The Tampa Bay Rays have agreed to a long-term contract extension with manager Kevin Cash. The lengthy commitment runs through the 2024 season, however, it also includes an option for another year. As of now, the financial details are unknown. This agreement replaces the prior deal which included one more season and a two-year option.
In spite of the odds placed against them, Cash guided the Rays to a 90-72 record this season, using a variety of unorthodox methods of utilizing the roster. And though 90 wins weren’t enough to earn the team a spot in the 2018 postseason, the strong showing, after a 1-8 (and 4-13) start to the season, generated optimism and enthusiasm for the team in the near future.
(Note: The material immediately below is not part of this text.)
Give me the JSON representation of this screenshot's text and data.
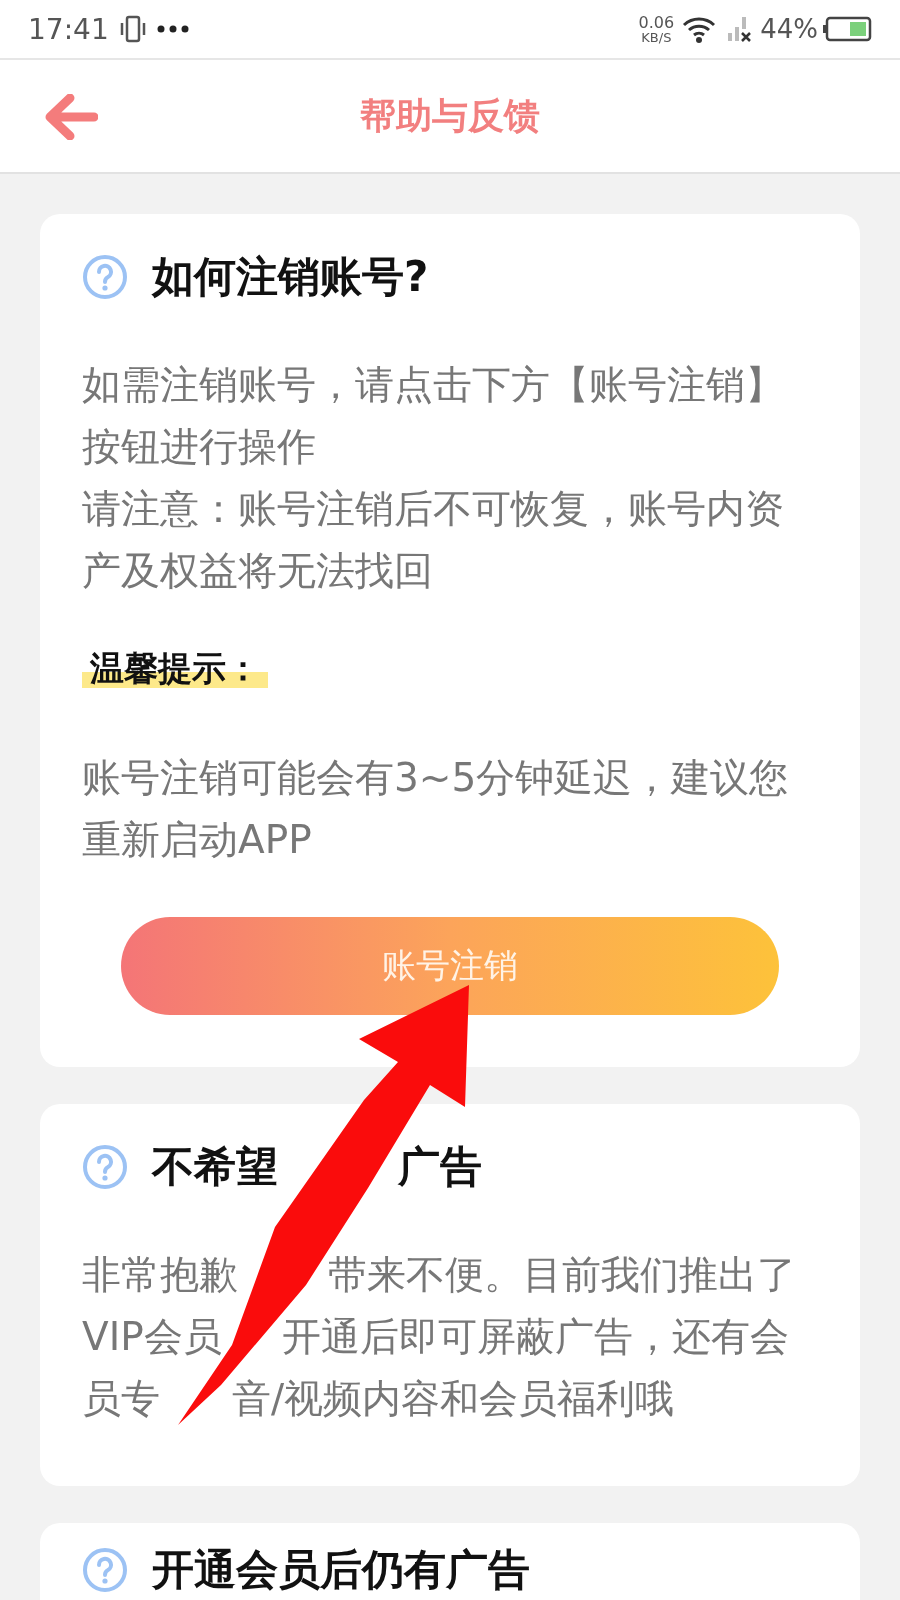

Moreover, it demonstrated to the front office that Cash is the right person to translate their theories into action.
We put a lot on his plate, Rays GM Erik Neander said. When it comes to managing effectively, leading a club effectively, frankly, I don’t know how much more one could have demonstrated over the course of a season than what he did.
… Under Kevin’s leadership, our teams have always played hard. They’ve played with energy, and by and large, they’ve played the game the right way. In our opinion, taking a look at this thing, the way that our teams have played has a lot to do with the example Kevin sets and the consistency which he approaches day to day.
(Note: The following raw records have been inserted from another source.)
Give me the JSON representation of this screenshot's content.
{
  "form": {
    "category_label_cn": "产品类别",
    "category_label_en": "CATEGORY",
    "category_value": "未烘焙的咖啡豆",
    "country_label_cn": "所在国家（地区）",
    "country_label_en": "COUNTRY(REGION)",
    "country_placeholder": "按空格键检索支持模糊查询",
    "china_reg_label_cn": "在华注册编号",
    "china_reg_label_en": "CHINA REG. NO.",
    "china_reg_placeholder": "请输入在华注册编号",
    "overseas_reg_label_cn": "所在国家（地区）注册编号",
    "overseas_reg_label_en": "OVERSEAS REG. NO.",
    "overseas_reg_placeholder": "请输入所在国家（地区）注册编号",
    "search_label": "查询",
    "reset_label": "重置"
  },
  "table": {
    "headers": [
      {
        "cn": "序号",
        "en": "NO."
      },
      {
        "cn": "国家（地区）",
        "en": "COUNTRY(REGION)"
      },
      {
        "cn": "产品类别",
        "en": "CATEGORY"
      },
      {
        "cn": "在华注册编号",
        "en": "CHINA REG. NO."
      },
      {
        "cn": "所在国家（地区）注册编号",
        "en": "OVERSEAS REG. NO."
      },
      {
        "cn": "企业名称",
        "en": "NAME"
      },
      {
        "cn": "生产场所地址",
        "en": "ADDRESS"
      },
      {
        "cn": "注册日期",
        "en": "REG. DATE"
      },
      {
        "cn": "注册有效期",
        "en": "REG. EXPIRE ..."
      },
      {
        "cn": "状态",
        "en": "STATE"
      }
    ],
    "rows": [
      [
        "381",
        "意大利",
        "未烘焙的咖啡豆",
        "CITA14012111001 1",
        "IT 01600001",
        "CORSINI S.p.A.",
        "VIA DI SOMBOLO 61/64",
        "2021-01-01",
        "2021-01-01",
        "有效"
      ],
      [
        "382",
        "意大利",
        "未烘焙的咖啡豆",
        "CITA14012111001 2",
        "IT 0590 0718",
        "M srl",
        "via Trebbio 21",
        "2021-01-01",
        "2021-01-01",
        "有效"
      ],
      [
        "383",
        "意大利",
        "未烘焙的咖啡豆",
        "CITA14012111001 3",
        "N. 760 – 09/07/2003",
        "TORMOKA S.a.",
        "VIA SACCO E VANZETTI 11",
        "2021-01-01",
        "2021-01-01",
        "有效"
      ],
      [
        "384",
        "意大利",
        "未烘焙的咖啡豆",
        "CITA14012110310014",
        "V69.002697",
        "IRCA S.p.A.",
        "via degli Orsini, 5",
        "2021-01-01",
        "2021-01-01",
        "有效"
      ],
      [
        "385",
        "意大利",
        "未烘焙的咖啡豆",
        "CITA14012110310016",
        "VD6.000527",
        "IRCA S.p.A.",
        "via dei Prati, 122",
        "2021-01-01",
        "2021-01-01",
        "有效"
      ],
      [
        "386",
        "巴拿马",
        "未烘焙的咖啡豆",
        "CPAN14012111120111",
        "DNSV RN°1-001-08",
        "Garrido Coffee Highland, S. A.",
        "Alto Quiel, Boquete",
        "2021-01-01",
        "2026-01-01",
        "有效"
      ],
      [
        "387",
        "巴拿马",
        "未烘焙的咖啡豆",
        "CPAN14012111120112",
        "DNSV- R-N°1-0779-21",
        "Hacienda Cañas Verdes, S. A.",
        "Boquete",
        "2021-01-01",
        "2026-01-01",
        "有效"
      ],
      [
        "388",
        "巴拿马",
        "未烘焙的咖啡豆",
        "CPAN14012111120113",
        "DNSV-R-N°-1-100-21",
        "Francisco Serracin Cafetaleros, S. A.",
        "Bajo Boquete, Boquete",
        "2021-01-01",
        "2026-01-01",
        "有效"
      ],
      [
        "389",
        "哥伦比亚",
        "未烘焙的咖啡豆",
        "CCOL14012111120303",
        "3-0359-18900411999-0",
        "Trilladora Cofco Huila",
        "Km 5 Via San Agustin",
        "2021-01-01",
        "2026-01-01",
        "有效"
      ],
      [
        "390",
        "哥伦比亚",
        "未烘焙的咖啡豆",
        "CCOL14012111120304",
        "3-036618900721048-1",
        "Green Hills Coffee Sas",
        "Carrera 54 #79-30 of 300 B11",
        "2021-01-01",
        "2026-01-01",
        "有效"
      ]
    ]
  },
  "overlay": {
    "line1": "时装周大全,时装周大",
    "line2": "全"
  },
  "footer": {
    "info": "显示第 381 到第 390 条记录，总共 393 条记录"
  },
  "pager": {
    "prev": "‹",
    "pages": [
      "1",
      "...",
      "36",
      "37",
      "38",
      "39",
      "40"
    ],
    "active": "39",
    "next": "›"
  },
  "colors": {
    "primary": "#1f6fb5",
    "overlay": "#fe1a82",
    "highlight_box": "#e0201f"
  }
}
The energy, the competitiveness. There’s a certain authenticity that we’ve spoken to over time here, that makes him real and allows him to motivate and to relate to a wide assortment of people. … Our players want to play for him, and he’s just created a wonderful culture for our group.
Cash was initially hired in a 2014-15 offseason that saw the massive organizational overhaul — Andrew Friedman and manager Joe Maddon both departed for Los Angeles and Chicago, respectively. The former backstop oversaw a pair of middling 80-82 seasons sandwiched around a brutal 68-94 2016 campaign.
Even before the start of the 2018 season, Tampa Bay was under an immense amount of pressure. The MLBPA filed a formal complaint against the team because of their cost-cutting roster decision. The club then shipped away even more veterans, with Chris Archer following catcher Wilson Ramos, starter Nathan Eovaldi, closer Alex Colome, and outfielder Denard Span out the door during the course of the season.
Yet the young squad performed admirably, improving from a .500 record at the start of August to finish the season on a 34-16 tear. Cash, aided by the data-driven front office, maximized the emerging player’s talent to great effect.
There also is a renewed hope of bolstered future revenues, as the organization is expected to officially announce its, as of now, generous new TV deal prior to the start of the 2019 season.
Cash enters this new phase of his term with a vote of confidence from the front office and more job security than, well … the former skipper, Joe Maddon.
I’m incredibly appreciative of the opportunity that was presented four years ago, and now, Cash said. I’m thankful for the support of Stu and the ownership group. From Matt and Brian to Erik and Chaim, all of our baseball ops people, our fans and the players.
I think this game has always been about the players and will always be about the players. But any positive impact myself, my staff, our front office can do to help lead them in the right direction is a huge benefit.
If Cash stays through 2024, he will become the longest-tenured manager in franchise history. He, too, would lead the Rays into a new stadium, be that in Ybor City or in Pinellas County.
Expectations have been raised, and it will be interesting to see what sort of additional tinkering is pursued over the 2018 offseason.
Rays offseason plans
The Rays enter the offseason with a committed payroll of around $32-million. Neither free-agents OF Carlos Gomez nor RHP Sergio Romo are expected to return. As Marc Topkin (Tampa Bay Times) writes, upgrades seem likely for arbitration-eligible 1B/DH C.J. Cron (despite 30 homers) and C Jesus Sucre. A glut of lefty-hitting outfielders (and overall) creates the potential to trade Mallex Smith or, less likely, Kevin Kiermaier.
The expectations are up, Neander said. We go into next year off the season we had, we want to improve. And to improve on the number of wins we had this year should put us in the territory where we’re expecting playoffs.
How to go about doing that? How to achieve it? How to balance the depth that we have? We have a lot of puzzle pieces, now it’s a matter of which ones fit and which ones can be repurposed.
I don’t think we’re forecasting an active winter, so to speak. But there’s a lot that we need to think through to make sure we’re as competitive as we can be and as functional as we can be, and not just a young, talented team.
Trading for an impact player or two, or signing a few free agents — while different, given the team’s previous offseason moves — seem to be a given.